The Focke-Wulf Fw 190 “Würger” was a one of the fastest and most powerful fighter aircraft of World War II. It was extensively used by the Luftwaffe from 1941 until 1945, participating in fierce air battles of the war alongside the Messerschmitt Bf 109. It was massively manufactured by the German firms Focke-Wulf, Arado, and Fieseler, with over 20,000 aircraft. The Focke-Wulf Fw 190 was highly esteemed by the German pilots as it proved to be superior in all but turn radius to the Royal Air Force’s main front-line fighter, the Spitfire Mk. V variant. German aces such as Otto Kittel and Erich Rudorffer shot down 267 and 222 enemy planes respectively flying the Focke-Wulf Fw 190. Around 20,000 were manufactured, which included 6,000 fighter-bomber models, during a four-year period.
The Focke-Wulf Fw 190 was designed by Kurt Tank in 1939 and manufactured by Focke-Wulf Flugzeugbau AG. Technicaly, it was a low-winged monoplane, equipped with retractable landing gear. Fast and maneuverable, it was feared by the enemy as it was armed with two 20mm guns. The Fw 190G-2 was a special version conceived for ground-attack raids, being fitted with wing racks for bombs and droptanks. The Focke-Wulf Fw 190 D-9 was powered by a Junkers Jumo 213 A-1 12-cylinder piston engine of 1,800 hp. This German fighter aircraft was used on every front of the war, on the Western and on the Russian Front, as a fighter interceptor, as the Junkers Ju 87’s escort, and as a bomber for ground attack missions.

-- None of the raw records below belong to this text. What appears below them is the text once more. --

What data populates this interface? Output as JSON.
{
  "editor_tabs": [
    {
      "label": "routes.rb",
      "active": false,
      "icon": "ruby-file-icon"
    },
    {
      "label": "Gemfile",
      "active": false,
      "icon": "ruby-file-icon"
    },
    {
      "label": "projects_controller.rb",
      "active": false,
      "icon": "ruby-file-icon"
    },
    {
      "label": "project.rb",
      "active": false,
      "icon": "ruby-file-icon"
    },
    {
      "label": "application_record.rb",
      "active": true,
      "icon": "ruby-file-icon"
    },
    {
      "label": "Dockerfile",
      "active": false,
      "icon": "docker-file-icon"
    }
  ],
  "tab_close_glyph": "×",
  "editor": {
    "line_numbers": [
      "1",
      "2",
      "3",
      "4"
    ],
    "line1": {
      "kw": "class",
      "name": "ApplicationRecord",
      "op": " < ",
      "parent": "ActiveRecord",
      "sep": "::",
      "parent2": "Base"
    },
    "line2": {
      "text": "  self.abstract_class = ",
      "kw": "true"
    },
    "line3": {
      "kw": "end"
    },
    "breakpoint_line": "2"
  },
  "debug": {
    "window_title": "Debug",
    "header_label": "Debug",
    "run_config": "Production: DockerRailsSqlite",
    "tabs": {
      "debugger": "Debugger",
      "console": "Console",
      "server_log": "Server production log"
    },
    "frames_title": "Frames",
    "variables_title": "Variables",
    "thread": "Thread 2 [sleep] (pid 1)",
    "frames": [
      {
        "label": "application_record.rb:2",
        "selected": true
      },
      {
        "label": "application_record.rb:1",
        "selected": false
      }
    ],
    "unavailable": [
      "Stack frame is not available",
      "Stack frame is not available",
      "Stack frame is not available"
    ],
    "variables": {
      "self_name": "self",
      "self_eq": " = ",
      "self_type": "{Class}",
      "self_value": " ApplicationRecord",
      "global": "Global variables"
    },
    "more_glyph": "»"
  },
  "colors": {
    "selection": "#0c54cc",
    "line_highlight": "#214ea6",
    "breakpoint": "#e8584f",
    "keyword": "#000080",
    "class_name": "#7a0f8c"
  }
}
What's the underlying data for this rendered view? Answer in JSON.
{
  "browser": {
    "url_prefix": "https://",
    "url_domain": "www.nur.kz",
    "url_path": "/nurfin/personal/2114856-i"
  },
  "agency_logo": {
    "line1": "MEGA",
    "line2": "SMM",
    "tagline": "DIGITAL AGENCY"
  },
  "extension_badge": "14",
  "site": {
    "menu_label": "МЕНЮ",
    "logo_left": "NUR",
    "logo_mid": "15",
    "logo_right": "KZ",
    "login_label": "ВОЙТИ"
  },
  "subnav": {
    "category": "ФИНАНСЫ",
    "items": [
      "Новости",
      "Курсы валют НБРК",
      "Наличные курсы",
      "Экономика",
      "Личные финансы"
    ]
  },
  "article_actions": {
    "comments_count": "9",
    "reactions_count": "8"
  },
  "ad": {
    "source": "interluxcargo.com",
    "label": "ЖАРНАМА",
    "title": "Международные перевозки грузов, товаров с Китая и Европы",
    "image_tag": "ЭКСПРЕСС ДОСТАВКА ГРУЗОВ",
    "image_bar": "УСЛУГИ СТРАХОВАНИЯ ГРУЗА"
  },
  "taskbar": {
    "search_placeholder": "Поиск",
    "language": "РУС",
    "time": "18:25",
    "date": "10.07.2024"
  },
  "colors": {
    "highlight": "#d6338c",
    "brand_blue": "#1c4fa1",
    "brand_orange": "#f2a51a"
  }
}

Specifications (Fw 190 D-9 variant)
Wingspan: 10.5 m
Length: 9 m
Height: 3.95 m
Wing area: 18.3 m2
Maximum speed: 685 km/h
Range: 835 km
Rate of climb: 17 m/s
Two 13mm MG-131 machine guns; two 20mm MG-151 cannons; one 500-kg bomb.